|Steelers opponents: 2015 vs. 2016|
|Average PFF ranking vs. pass||13.4||16.6|
|Pro Football Focus|
No Martavis or Heath
It also has to be considered that Martavis Bryant, who emerged as Pittsburgh's clear-cut No. 2 receiver last year, will miss the entire 2016 season because of a drug suspension. That, along with steady tight end Heath Miller's retirement, could put a lot of extra pressure—literally and figuratively—on Brown.
“We still have a long way to go until the fall to see how defenses play us without Martavis out there,” Brown said, per Kaboly. “I just have to get my body prepared and mind prepared being able to beat two guys, whatever the challenge may be.”
|Pittsburgh's leading receivers from 2015|
|Pro Football Reference|
Bryant averaged 69.5 yards per game last season, which ranked 23rd in the NFL, while Miller caught 74 percent of the passes thrown his way. And Pittsburgh overwhelmed many defenses with the four-headed monster of Brown, Bryant, Miller and third receiver Markus Wheaton—a deep threat who had five 40-yard catches in 2015.
Two of those heads won't be present in the fall, leaving Wheaton, Heyward-Bey and the less proven
Ladarius Green (who caught only 59 percent of the passes San Diego targeted him on last year) to take attention away from Brown.
That's not an easy task, even if Roethlisberger can stay healthy.
If the stars align…
Of course, there are several additional mitigating factors we can microanalyze, but it'll be difficult to get a read on those until the season starts.
Bryant's absence could mean more targets for Brown, but it may mean more bracket coverage.
A healthy season from running back Le'Veon Bell might make the Pittsburgh offense more balanced, which on one hand could give Brown more space but on the other might result in his being targeted fewer times.
A healthy season from stud center Maurkice Pouncey wouldn't hurt, and obviously Roethlisberger has to stay in good physical shape. And we've yet to even consider the possibility that Brown himself might not play 16 games. He hasn't missed a contest since 2012, but the law of averages can be a real jerk.

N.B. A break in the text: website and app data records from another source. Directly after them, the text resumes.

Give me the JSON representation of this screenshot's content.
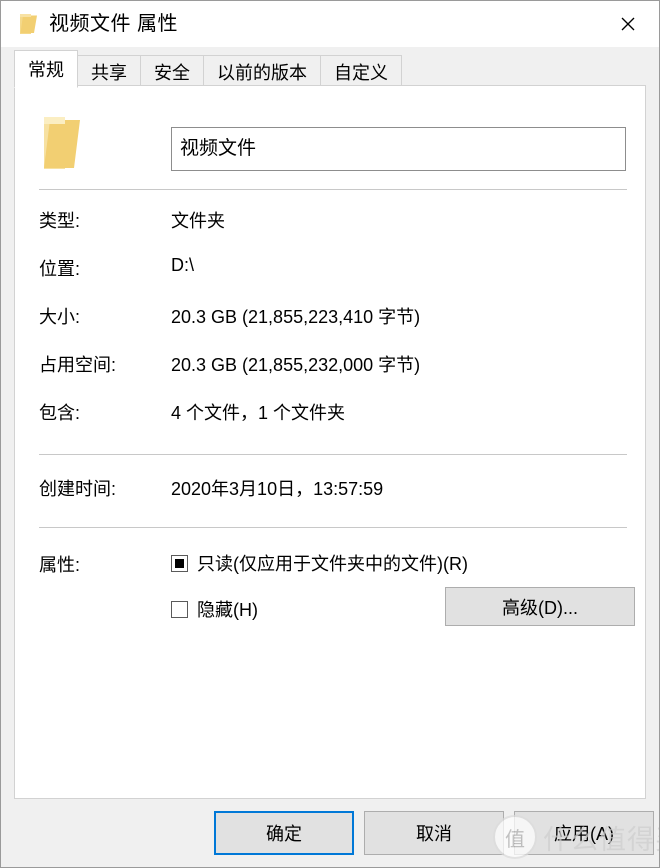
{
  "window": {
    "title": "视频文件 属性",
    "icon": "folder-icon",
    "close_label": "✕"
  },
  "tabs": [
    {
      "label": "常规",
      "active": true
    },
    {
      "label": "共享",
      "active": false
    },
    {
      "label": "安全",
      "active": false
    },
    {
      "label": "以前的版本",
      "active": false
    },
    {
      "label": "自定义",
      "active": false
    }
  ],
  "general": {
    "folder_icon": "folder-icon",
    "name_value": "视频文件",
    "name_placeholder": "视频文件",
    "properties": [
      {
        "label": "类型:",
        "value": "文件夹"
      },
      {
        "label": "位置:",
        "value": "D:\\"
      },
      {
        "label": "大小:",
        "value": "20.3 GB (21,855,223,410 字节)"
      },
      {
        "label": "占用空间:",
        "value": "20.3 GB (21,855,232,000 字节)"
      },
      {
        "label": "包含:",
        "value": "4 个文件，1 个文件夹"
      }
    ],
    "created": {
      "label": "创建时间:",
      "value": "2020年3月10日，13:57:59"
    },
    "attributes": {
      "label": "属性:",
      "readonly": {
        "text": "只读(仅应用于文件夹中的文件)(R)",
        "state": "indeterminate"
      },
      "hidden": {
        "text": "隐藏(H)",
        "state": "unchecked"
      },
      "advanced_button": "高级(D)..."
    }
  },
  "footer": {
    "ok": "确定",
    "cancel": "取消",
    "apply": "应用(A)"
  },
  "watermark": {
    "logo": "值",
    "text": "什么值得买"
  },
  "colors": {
    "accent": "#0078d7",
    "folder": "#f2d07f",
    "panel_bg": "#ffffff",
    "dialog_bg": "#f0f0f0",
    "button_bg": "#e1e1e1"
  }
}
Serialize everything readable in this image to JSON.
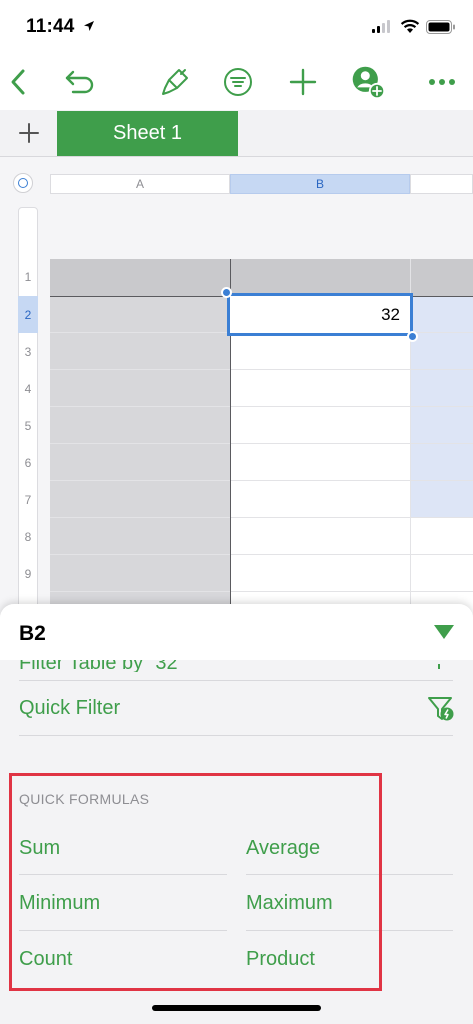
{
  "status_bar": {
    "time": "11:44"
  },
  "toolbar": {
    "back": "back-chevron",
    "undo": "undo",
    "format": "paintbrush",
    "organize": "sort-filter",
    "insert": "plus",
    "collaborate": "add-person",
    "more": "ellipsis"
  },
  "tabs": {
    "add": "+",
    "active": "Sheet 1"
  },
  "grid": {
    "columns": [
      "A",
      "B"
    ],
    "rows": [
      "1",
      "2",
      "3",
      "4",
      "5",
      "6",
      "7",
      "8",
      "9"
    ],
    "selected_cell_value": "32"
  },
  "panel": {
    "title": "B2",
    "peek_item": "Filter Table by “32”",
    "quick_filter": "Quick Filter",
    "section_title": "QUICK FORMULAS",
    "formulas": {
      "sum": "Sum",
      "average": "Average",
      "minimum": "Minimum",
      "maximum": "Maximum",
      "count": "Count",
      "product": "Product"
    }
  },
  "colors": {
    "accent": "#3f9e4b",
    "selection": "#3b7fd4",
    "highlight": "#e03444"
  }
}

The point is: Nobody knows. But with a healthy Roethlisberger airing out the football and a healthy Brown lining up outside, anything's possible.
Even 144 catches or 2,000 yards. Or both.
Brad Gagnon has covered the NFL for Bleacher Report since 2012.